The great Maya city of Tikal transported zeolites for water filtration thousands of years before other cultures learned or adopted the idea, archaeologists have found. The filtration was probably much better than anything known to the Europeans who conquered the area 1,500 years later.
The Corriental reservoir was one of Tikal’s sources of drinking water. Dr Kenneth Tankersley of the University of Cincinnati found crystalline quartz and zeolite when digging at the reservoir. Neither are local to the area and would have had to be brought a long way by the standards of a people who had no beasts of burden.
No one would carry these materials so far without a good reason.
Tankersley observed the quartz/zeolite combination would have removed multiple pathogens from the water supply, including heavy metals, nitrogen-rich compounds, and bacteria. The last raises the tantalizing possibility the Maya had a germ theory of disease two millennia before Pasteur, but bacterial removal was more likely a beneficial side effect of efforts to remove other impurities. “This system would still be effective today and the Maya discovered it more than 2,000 years ago," Tankersley said in a statement.
The porous limestone on which Tikal sat, in what is now northern Guatemala, does not lend itself to wells for storing water during the dry season, so access to clean water would have been particularly essential.
In Scientific Reports, Tankersley proposes a source for the minerals and even explains how people might have come to recognize their value.

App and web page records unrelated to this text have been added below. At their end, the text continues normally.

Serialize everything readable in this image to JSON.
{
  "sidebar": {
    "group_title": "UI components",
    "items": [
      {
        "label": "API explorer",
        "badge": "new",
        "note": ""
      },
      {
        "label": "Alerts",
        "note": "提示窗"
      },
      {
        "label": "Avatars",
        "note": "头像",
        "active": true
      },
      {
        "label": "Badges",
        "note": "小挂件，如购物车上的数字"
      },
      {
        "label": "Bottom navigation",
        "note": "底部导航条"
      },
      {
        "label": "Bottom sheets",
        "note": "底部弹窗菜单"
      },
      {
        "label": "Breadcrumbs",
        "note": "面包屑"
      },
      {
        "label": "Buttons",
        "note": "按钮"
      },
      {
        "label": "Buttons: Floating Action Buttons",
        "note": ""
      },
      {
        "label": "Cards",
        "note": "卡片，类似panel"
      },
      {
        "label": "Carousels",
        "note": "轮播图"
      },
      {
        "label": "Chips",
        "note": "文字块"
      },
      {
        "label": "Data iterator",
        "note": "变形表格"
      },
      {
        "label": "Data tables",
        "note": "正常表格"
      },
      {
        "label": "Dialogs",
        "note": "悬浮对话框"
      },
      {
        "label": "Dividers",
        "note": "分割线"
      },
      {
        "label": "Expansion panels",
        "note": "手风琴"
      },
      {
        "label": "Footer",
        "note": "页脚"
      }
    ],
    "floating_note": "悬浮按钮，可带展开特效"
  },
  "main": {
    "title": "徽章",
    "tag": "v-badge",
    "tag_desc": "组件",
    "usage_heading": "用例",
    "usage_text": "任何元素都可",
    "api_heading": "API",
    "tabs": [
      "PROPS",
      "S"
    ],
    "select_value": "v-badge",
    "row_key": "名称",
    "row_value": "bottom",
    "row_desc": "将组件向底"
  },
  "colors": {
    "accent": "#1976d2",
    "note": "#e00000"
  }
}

A decade ago co-author Professor Nicholas Dunning reported volcanic rock known as tuff, rich in quartz and zeolite, in a scarp. “It was bleeding water at a good rate,” he said. “Workers refilled their water bottles with it. It was locally famous for how clean and sweet the water was."
The tuff deposit probably produced just as good water thousands of years ago, and some long-lost Maya scientists identified the ingredients that made it filter so effectively.
The minerals at Dunning’s site match those at Corriental, but nothing similar was found at other Tikal sites, including two other reservoirs the team excavated, indicating it was mined and transported the 30 kilometers (18 miles) to the city. That may seem a short distance today but was back then a long trek.
The minerals first appear at the reservoir around 2,200 years ago, and were replenished after flash floods until the city was abandoned more than 1,000 years later. Even older water filtration systems have been found in Egypt, South Asia and Greece, but Tikal’s version was probably superior. Zeolite is used to purify water today because its pores are well sized to filter out microbes such as cyanobacteria, and its ions bind to heavy metals.
The Aztecs and Incas transported water to their cities from clean springs, but the landscape in which many Maya lived made this unviable. Instead, the Maya built thousands of reservoirs – Tikal alone had five – only a few of which have been excavated. Consequently, we do not know how widespread zeolite use was.
The volcanoes of the region gave the Maya these minerals, but they also left high concentrations of mercury in the area. Human and natural activity washed this into water supplies, where it polluted Tikal’s other reservoirs and may have contributed to the city's collapse, the team previously showed, while the zeolites gave Corriental protection.